Abstract

Large quantities of produced water are generated in oil and gas fields all over the world: the production of one barrel of crude oil generates three barrels of produced water and the water/oil ratio increases drastically over the life of the fields. It is a by-product of petroleum production and needs to be managed efficiently. Produced Water Re-Injection (PWRI) is frequently the selected option over the disposal option for environmental considerations. However due to the combined presence of suspended solids and oil-in-water emulsion, the efficiency of topside filtration and therefore the well injectivity is often problematic. Membrane filtration is considered as a very attractive treatment process that may allow PWRI even in difficult reservoirs without loss of injectivity.

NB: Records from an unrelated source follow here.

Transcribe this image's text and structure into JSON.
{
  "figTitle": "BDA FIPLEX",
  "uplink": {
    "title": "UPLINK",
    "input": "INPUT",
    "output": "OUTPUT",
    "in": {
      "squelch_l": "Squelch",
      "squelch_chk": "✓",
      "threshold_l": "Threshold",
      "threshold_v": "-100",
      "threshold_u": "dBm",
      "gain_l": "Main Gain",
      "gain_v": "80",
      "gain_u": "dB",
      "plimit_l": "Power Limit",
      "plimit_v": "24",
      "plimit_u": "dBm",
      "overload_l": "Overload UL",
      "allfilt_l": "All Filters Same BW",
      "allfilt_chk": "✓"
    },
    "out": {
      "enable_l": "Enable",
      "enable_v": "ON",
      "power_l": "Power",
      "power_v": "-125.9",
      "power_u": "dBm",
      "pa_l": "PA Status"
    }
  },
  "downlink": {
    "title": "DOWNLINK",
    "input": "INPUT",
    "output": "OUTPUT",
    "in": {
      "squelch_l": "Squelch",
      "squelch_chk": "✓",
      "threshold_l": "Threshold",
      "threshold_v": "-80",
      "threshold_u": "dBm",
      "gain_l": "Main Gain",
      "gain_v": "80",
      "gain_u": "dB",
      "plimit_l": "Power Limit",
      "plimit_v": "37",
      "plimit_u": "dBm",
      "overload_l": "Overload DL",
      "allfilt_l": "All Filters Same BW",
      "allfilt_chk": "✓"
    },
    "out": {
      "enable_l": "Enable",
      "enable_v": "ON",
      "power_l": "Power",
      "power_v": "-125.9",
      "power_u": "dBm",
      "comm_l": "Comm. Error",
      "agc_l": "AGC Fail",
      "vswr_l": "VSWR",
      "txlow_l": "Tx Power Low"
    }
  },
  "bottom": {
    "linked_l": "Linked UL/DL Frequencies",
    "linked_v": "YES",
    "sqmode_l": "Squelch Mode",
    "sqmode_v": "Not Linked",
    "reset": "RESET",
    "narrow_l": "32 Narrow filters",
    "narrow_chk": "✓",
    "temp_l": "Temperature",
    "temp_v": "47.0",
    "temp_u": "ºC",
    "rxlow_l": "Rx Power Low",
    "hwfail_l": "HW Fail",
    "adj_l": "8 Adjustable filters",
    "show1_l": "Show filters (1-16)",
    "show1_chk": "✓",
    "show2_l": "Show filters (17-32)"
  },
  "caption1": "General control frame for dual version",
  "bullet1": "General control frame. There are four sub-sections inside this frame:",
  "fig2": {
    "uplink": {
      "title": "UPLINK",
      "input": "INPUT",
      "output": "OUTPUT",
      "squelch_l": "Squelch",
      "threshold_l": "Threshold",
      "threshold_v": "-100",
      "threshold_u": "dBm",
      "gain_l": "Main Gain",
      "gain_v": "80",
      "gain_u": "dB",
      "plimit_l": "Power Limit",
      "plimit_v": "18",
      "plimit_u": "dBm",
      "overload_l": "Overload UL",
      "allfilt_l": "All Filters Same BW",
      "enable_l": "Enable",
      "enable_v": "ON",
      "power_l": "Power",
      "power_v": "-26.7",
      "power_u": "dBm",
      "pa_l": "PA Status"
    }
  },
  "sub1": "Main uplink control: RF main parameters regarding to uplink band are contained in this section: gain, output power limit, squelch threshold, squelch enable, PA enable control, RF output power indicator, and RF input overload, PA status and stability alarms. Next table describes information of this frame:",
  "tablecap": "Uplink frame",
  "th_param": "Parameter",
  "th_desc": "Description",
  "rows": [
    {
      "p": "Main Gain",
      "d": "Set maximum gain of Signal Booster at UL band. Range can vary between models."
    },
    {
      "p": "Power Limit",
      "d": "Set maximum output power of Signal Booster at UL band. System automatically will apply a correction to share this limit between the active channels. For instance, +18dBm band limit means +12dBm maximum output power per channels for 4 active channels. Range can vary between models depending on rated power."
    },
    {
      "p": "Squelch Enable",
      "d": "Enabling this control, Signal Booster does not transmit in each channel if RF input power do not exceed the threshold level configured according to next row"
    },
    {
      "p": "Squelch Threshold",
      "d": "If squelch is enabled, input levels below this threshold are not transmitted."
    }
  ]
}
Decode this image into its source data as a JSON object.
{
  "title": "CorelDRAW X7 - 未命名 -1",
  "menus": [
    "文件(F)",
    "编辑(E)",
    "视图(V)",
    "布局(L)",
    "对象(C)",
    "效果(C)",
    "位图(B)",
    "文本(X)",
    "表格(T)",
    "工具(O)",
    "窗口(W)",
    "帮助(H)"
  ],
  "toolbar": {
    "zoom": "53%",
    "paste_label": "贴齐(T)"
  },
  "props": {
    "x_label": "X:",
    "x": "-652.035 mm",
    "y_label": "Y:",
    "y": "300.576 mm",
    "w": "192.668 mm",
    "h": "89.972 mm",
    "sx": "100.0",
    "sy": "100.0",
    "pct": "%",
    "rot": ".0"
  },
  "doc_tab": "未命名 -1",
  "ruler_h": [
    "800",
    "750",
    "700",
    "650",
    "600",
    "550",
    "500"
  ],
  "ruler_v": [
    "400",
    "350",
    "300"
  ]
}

An industrial-scale water treatment pilot has been installed in an oil terminal to test the performance of ceramic ultrafiltration membranes.

The purposes of the tests were to evaluate the performance of various types of membranes in terms of material, pore size and geometry, the impact of chemical additives and to establish effective cleaning procedures. Nine months of tests allowed TOTAL and VEOLIA Water to determine the parameters required for the design of an industrial full field ceramic ultrafiltration membrane unit.

The ultrafiltered produced water was also used to feed a dedicated core pilot to test the injectivity of this treated water into different types of reservoir rocks.

This paper presents the results of these two pilots; it provides new information for the Exploration and Production (E&P) industry on the key parameters to design a ceramic ultrafiltration membrane system for produced water, the main operational constraints and the sustainability of the injectivity.

Introduction

To increase the recovery rate of oil reserves, water injection is usually used during oil production. If most of the injected water comes from sea water treatment, Production Water Re-Injection (PWRI) may be implemented. To optimize production water treatment for re-injection and to reduce oil content in rejected effluents, an offshore compatible technology is needed. As a modular, compact and economical solution, ceramic membrane filtration was tested on site (oil field terminal) as a package in a collaboration between Total and VEOLIA Water.

Figure 1 below shows some pictures of the ceramic membrane pilot installed in a container.

This content is only available via PDF.
You can access this article if you purchase or spend a download.